Villanova guard Collin Gillespie guards Baylor guard MaCio Teague during the first half of the 2019 Myrtle Beach Invitational championship game in Conway, South Carolina. (AP Photo/Gerry Broome)

This year’s tournament is scheduled to have a regional connection with Charlotte competing, along with Missouri and Dayton, which have traditionally stout fan bases. Beyond that are a number of Power 5 conference schools with Nebraska, Pittsburgh and mid-majors Utah State and Loyola (Chicago).

Paris’ destination is trying to plan for a pivot whenever changes come, not only to the basketball tournament but for the inaugural Myrtle Beach Bowl football game, which is tentatively scheduled for December.

“For us it’s that mix of visibility and tourism,” Paris said of the desire to host the basketball event, which has every game broadcast on the ESPN family of networks. “It’s a lot of great publicity and visibility for the destination. From the tourism side, this event happens the week before Thanksgiving. That’s traditionally a shoulder season for us.”
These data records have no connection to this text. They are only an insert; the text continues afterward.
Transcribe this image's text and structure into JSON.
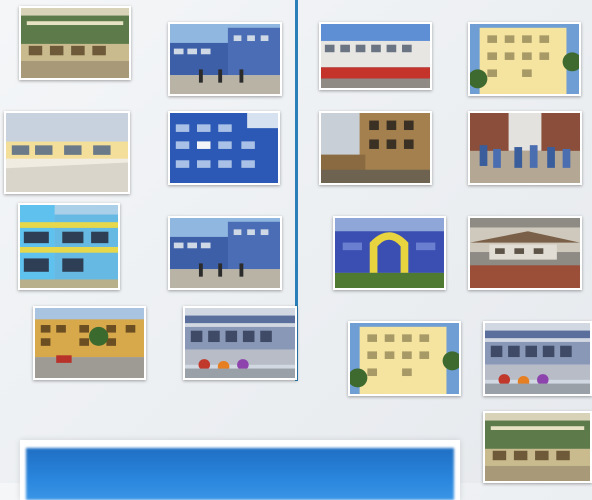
{
  "gallery": {
    "thumbnails": [
      {
        "scene": "school-courtyard-scene"
      },
      {
        "scene": "blue-school-building-photo"
      },
      {
        "scene": "school-red-wall-photo"
      },
      {
        "scene": "yellow-school-building-photo"
      },
      {
        "scene": "school-corridor-photo"
      },
      {
        "scene": "blue-multistory-school-photo"
      },
      {
        "scene": "brown-school-building-photo"
      },
      {
        "scene": "students-patio-photo"
      },
      {
        "scene": "light-blue-school-photo"
      },
      {
        "scene": "blue-school-building-photo"
      },
      {
        "scene": "school-arch-entrance-photo"
      },
      {
        "scene": "school-playground-photo"
      },
      {
        "scene": "yellow-school-street-photo"
      },
      {
        "scene": "school-gate-photo"
      },
      {
        "scene": "yellow-school-building-photo"
      },
      {
        "scene": "school-gate-photo"
      },
      {
        "scene": "school-courtyard-scene"
      }
    ]
  },
  "colors": {
    "divider": "#2b7fb8",
    "page_background": "#eef1f4",
    "banner_blue": "#2a86dd"
  }
}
An early-season tournament is valuable for any competing team because it gives them the chance to have multiple games in a short time frame ahead of conference play. And for Myrtle Beach or any early-season tournament destination, the ability to host multiple teams in one site may prove similar to a bubble environment that has proven so far successful for the NBA, NHL and Major League Soccer. The bubble concept for early-season events is an idea that was initially opposed by the NCAA but is starting to become more openly discussed.

“I think there is the opportunity to keep them in a bubble — I don’t know to the level of the NBA bubble,” Paris said. “We’re an attractive tournament for teams to play in because it’s early season, you get to come and make a trip out of it.”
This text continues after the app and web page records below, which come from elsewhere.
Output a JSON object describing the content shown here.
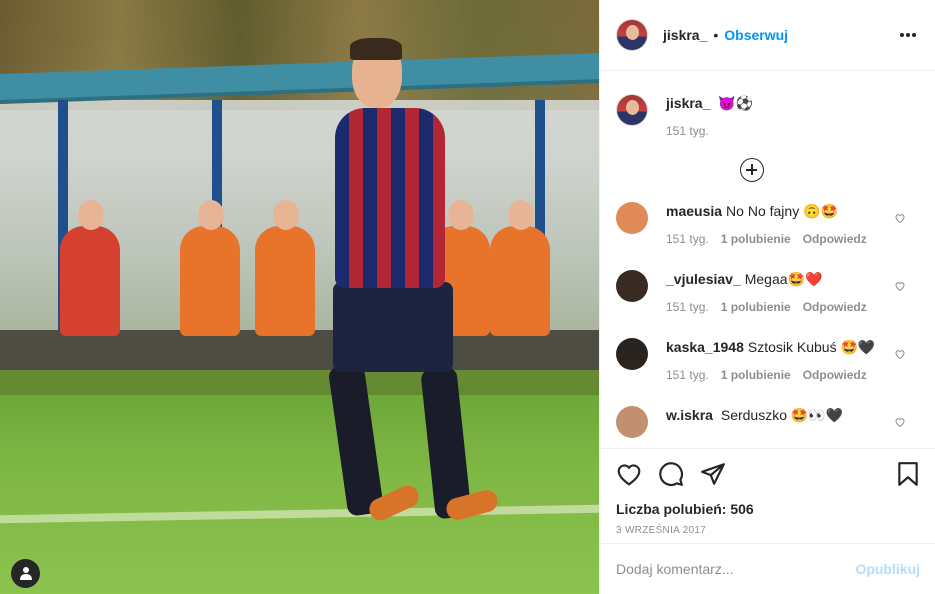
{
  "post": {
    "author": "jiskra_",
    "follow_label": "Obserwuj",
    "separator": "•"
  },
  "caption": {
    "author": "jiskra_",
    "text": "😈⚽",
    "time": "151 tyg."
  },
  "comments": [
    {
      "user": "maeusia",
      "text": "No No fajny 🙃🤩",
      "time": "151 tyg.",
      "likes": "1 polubienie",
      "reply": "Odpowiedz",
      "avatar_color": "#e08a5a"
    },
    {
      "user": "_vjulesiav_",
      "text": "Megaa🤩❤️",
      "time": "151 tyg.",
      "likes": "1 polubienie",
      "reply": "Odpowiedz",
      "avatar_color": "#3a2a24"
    },
    {
      "user": "kaska_1948",
      "text": "Sztosik Kubuś 🤩🖤",
      "time": "151 tyg.",
      "likes": "1 polubienie",
      "reply": "Odpowiedz",
      "avatar_color": "#2a2420"
    },
    {
      "user": "w.iskra",
      "text": " Serduszko 🤩👀🖤",
      "time": "",
      "likes": "",
      "reply": "",
      "avatar_color": "#c09070"
    }
  ],
  "actions": {
    "likes_text": "Liczba polubień: 506",
    "date": "3 WRZEŚNIA 2017"
  },
  "composer": {
    "placeholder": "Dodaj komentarz...",
    "post_label": "Opublikuj"
  },
  "icons": [
    "more-options-icon",
    "load-more-icon",
    "heart-icon",
    "comment-icon",
    "share-icon",
    "bookmark-icon",
    "user-tag-icon"
  ]
}
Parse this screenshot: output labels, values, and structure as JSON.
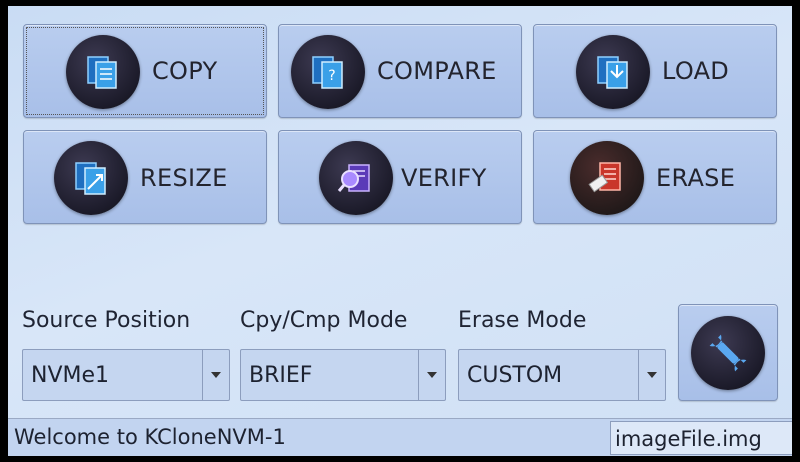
{
  "buttons": {
    "copy": {
      "label": "COPY",
      "icon": "copy-document-icon"
    },
    "compare": {
      "label": "COMPARE",
      "icon": "compare-document-icon"
    },
    "load": {
      "label": "LOAD",
      "icon": "load-document-icon"
    },
    "resize": {
      "label": "RESIZE",
      "icon": "resize-document-icon"
    },
    "verify": {
      "label": "VERIFY",
      "icon": "magnifier-document-icon"
    },
    "erase": {
      "label": "ERASE",
      "icon": "eraser-document-icon"
    }
  },
  "settings": {
    "source_position": {
      "label": "Source Position",
      "value": "NVMe1"
    },
    "cpy_cmp_mode": {
      "label": "Cpy/Cmp Mode",
      "value": "BRIEF"
    },
    "erase_mode": {
      "label": "Erase Mode",
      "value": "CUSTOM"
    }
  },
  "tools_button": {
    "icon": "wrench-icon"
  },
  "status": {
    "message": "Welcome to KCloneNVM-1",
    "file": "imageFile.img"
  },
  "colors": {
    "background": "#cfe0f5",
    "button": "#b0c6ec",
    "icon_circle": "#22212f",
    "copy_icon": "#3aa0e8",
    "verify_icon": "#8a5cf0",
    "erase_icon": "#d8452f"
  }
}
Holding Their Breath in Charleston

There are plenty of benefits for destinations to host tournaments. You get diverse fan bases, a boost to the local economy and visibility on television. But admittedly, there are times when the schedules align and you also get a tournament with a great field.

This year’s Charleston Classic — held since 2008 — is slated to be just that this November 19–22. Tennessee, Florida State and Houston are all ranked in ESPN’s Early Top 25. The hometown Charleston Cougars are back for the first time in four years and there are four other big names in Oklahoma State, Penn State, Seton Hall and VCU.
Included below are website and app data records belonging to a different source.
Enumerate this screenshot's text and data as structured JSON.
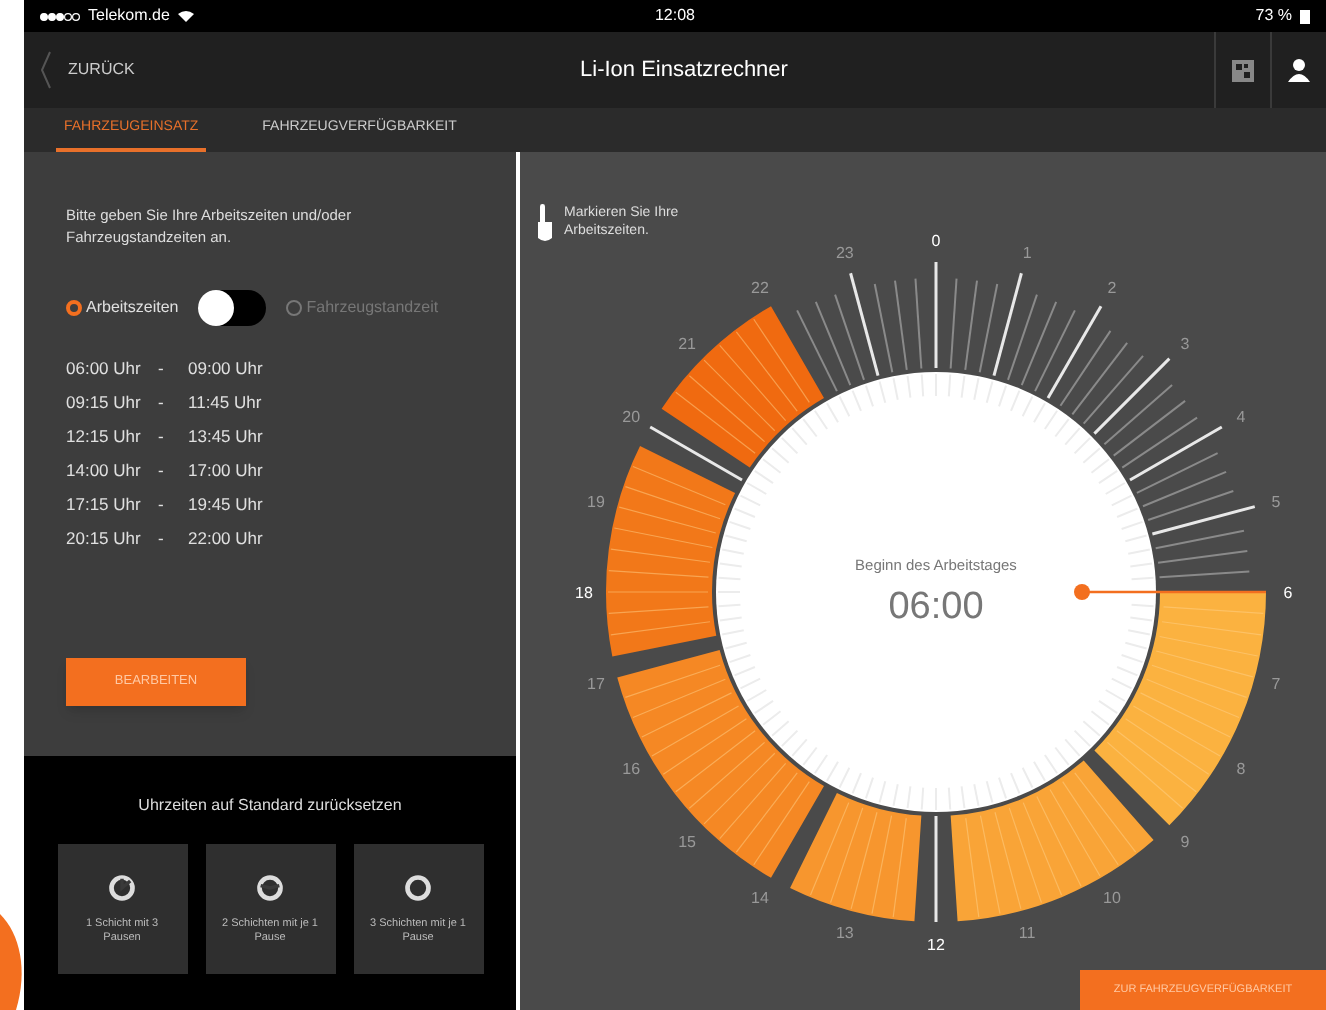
{
  "status_bar": {
    "carrier": "Telekom.de",
    "time": "12:08",
    "battery": "73 %"
  },
  "nav": {
    "back": "ZURÜCK",
    "title": "Li-Ion Einsatzrechner"
  },
  "tabs": [
    {
      "label": "FAHRZEUGEINSATZ",
      "selected": true
    },
    {
      "label": "FAHRZEUGVERFÜGBARKEIT",
      "selected": false
    }
  ],
  "left": {
    "instructions": "Bitte geben Sie Ihre Arbeitszeiten und/oder Fahrzeugstandzeiten an.",
    "modes": [
      {
        "label": "Arbeitszeiten",
        "selected": true
      },
      {
        "label": "Fahrzeugstandzeit",
        "selected": false
      }
    ],
    "toggle_on": false,
    "times": [
      {
        "start": "06:00 Uhr",
        "sep": "-",
        "end": "09:00 Uhr"
      },
      {
        "start": "09:15 Uhr",
        "sep": "-",
        "end": "11:45 Uhr"
      },
      {
        "start": "12:15 Uhr",
        "sep": "-",
        "end": "13:45 Uhr"
      },
      {
        "start": "14:00 Uhr",
        "sep": "-",
        "end": "17:00 Uhr"
      },
      {
        "start": "17:15 Uhr",
        "sep": "-",
        "end": "19:45 Uhr"
      },
      {
        "start": "20:15 Uhr",
        "sep": "-",
        "end": "22:00 Uhr"
      }
    ],
    "edit_button": "BEARBEITEN"
  },
  "reset": {
    "title": "Uhrzeiten auf Standard zurücksetzen",
    "presets": [
      {
        "kind": "one",
        "label": "1 Schicht mit 3 Pausen"
      },
      {
        "kind": "two",
        "label": "2 Schichten mit je 1 Pause"
      },
      {
        "kind": "three",
        "label": "3 Schichten mit je 1 Pause"
      }
    ]
  },
  "dial": {
    "hint": "Markieren Sie Ihre Arbeitszeiten.",
    "hour_labels": [
      "0",
      "1",
      "2",
      "3",
      "4",
      "5",
      "6",
      "7",
      "8",
      "9",
      "10",
      "11",
      "12",
      "13",
      "14",
      "15",
      "16",
      "17",
      "18",
      "19",
      "20",
      "21",
      "22",
      "23"
    ],
    "center_label": "Beginn des Arbeitstages",
    "start_time": "06:00"
  },
  "next_button": "ZUR FAHRZEUGVERFÜGBARKEIT"
}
“It’s supposed to be our best field ever,” said Kathleen Cartland, executive director of the Charleston Area Sports Commission. “Everything’s been really on hold in terms of recruiting alumni groups — we normally by now would send out correspondence and let them know things are happening tournament week. We feel like it’s going to take place and we have to be very positive and move forward with that.”

Florida’s Keyontae Johnson holds the championship trophy after defeating Xavier 70-65 in the finals of the Charleston Classic on November 24, 2019 in Charleston, South Carolina. (AP Photo/Mic Smith)

Like in Myrtle Beach, the Charleston tournament is run by ESPN Events. Between fan and alumni groups coming to town, events such as golf tournaments for boosters and ESPN broadcasting games (and generating hundreds of room nights), Cartland said the estimated economic impact of last year’s event was $3.4 million.

“We organize a lot of get-togethers — I don’t know what it will be like this year — but we see a good influx of visitors because of the weather and we’re a top destination in the world, and that builds on the tournament,” Cartland said. “It’s been a great addition to our sports and event calendar.”

Don’t take it just from Cartland when it comes to Charleston as a destination; the statistics of any tourism survey bear out the region’s attraction for visitors. And having the Charleston Classic, in whatever form it would take, would be a boost for the city’s sports scene. The city’s professional women’s tennis tournament, one of the most historic stops on the WTA Tour, was canceled this year as were as a series of recreational events.

“This is the next largest event that we’re holding our breath for,” Cartland said.

And it’s not just Charleston. Destinations and fan bases throughout college basketball are waiting to see what this season will look like, with some answers likely in the weeks ahead.